We’re getting fairly good at serving dynamic content. But still see a lot of blogs that get fireballed or go down after a couple hundred visits from a news aggregator: setting up a dynamic stack is quite easy; mastering this art is something else. Static content, on the other hand, is easier: Nginx with proper Cache-Control is a good start.


My first hacks as a kid were done on PHP. I used PHP to send and receive Caesar cyphered blobs to my friends; I was creating pages issuing 50 or so unindexed requests to MySQL… I was young.

I then forgot about this sandbox. And when a nostalgic myself visited it years later… My browser blocked my request, warning me that I was accessing a malicious website. Hacked, of course :)

Static content means less things to sanitize, less permission issues.

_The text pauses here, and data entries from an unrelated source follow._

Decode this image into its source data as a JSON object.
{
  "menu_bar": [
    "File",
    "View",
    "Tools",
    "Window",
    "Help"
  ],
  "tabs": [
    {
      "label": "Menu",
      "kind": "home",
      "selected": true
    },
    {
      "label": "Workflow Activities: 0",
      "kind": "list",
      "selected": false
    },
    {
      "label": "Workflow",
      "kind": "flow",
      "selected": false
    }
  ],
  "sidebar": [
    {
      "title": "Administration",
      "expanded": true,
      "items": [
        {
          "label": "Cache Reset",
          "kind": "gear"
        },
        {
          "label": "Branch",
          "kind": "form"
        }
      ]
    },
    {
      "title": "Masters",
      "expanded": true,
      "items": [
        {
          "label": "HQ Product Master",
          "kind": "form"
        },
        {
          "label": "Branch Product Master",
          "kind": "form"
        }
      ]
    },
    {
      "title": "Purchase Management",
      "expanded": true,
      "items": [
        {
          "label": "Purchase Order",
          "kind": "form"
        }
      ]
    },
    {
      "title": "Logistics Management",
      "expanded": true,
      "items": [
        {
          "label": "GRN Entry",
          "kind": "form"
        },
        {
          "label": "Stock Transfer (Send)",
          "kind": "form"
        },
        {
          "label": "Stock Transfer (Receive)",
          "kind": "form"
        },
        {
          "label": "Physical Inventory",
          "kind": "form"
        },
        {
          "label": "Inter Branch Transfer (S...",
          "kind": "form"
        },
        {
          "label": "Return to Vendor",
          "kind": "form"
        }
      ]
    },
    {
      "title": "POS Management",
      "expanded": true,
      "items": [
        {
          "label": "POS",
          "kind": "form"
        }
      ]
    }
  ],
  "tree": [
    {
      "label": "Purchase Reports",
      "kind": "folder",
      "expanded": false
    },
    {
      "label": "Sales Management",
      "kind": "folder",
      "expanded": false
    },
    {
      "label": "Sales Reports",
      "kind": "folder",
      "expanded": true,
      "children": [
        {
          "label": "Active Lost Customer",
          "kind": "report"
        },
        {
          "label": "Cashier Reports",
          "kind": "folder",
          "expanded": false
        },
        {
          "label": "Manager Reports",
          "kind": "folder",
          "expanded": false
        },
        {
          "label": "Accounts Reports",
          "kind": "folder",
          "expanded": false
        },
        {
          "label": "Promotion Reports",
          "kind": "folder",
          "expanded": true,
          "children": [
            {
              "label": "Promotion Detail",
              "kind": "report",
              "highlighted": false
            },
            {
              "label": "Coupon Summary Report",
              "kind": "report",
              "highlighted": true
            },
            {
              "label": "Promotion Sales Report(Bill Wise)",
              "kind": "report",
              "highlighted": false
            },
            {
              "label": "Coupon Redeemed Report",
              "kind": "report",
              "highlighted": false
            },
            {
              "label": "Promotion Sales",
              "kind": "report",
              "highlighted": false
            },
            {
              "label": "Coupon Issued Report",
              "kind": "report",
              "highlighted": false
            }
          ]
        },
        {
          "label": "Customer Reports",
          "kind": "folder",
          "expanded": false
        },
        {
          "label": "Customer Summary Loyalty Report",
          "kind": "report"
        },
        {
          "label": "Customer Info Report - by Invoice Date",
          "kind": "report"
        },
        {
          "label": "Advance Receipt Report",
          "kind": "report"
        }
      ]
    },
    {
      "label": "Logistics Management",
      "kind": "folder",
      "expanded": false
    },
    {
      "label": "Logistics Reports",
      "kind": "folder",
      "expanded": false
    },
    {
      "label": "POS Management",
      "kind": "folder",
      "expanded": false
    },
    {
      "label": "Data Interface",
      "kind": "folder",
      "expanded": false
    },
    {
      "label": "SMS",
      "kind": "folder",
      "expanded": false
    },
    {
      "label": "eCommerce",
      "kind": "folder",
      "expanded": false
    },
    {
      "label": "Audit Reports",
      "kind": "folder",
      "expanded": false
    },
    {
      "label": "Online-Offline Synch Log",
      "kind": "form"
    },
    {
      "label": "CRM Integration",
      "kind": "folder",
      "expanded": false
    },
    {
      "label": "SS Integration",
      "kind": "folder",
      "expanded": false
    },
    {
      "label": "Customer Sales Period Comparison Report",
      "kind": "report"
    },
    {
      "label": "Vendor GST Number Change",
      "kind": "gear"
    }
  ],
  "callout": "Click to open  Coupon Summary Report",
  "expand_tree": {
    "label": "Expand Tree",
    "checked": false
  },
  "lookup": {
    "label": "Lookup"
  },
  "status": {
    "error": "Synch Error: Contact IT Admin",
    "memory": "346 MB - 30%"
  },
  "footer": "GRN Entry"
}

Happy me.

User control

I’m the kind of person that has troubles writing a lot of text without my favorite editor. Here, I wrote this post in Vim. I hit :make, the site is regenerated. I have a “high-end” SimpleHTTPServer running in background, and I can preview everything offline, without a complex setup. I also know that everything I view offline will be rendered as-is online: no backend can play tricks on us.

I version everything in a Mercurial repository (edit from the future: moved to Git and GitHub).

“Backups” are achieved with a simple hg clone.

“Deployments”? hg push and a changegroup hook.

The core blogofile sources are a mere 1200 lines of Python.

The blog controller is an additional 500 lines.

That’s really easy to analyze or patch, if you think that will ever need this.

I have yet to find something I really dislike about blogofile.

Hello world!

All I wanted for Christmas was a blog.

def test():
  print "Hello, world!"
  return 42


So here we are, a simple static blog, with a fairly simple skin derived from the default Blogofile blog. Untested under IE: if you encounter some troubles, feel free to submit patches to the repository on Bitbucket.

What should you expect?

Not much content about romance, but surely some about Sarcasm, Math and Language! I’m mostly into Python: my first posts are likely to cover details of Mercurial, Zope or ERP5, CPython or various other Python interpreters. I’ll categorize posts accordingly so that readers can select a topic or another.

And who knows what might happen next?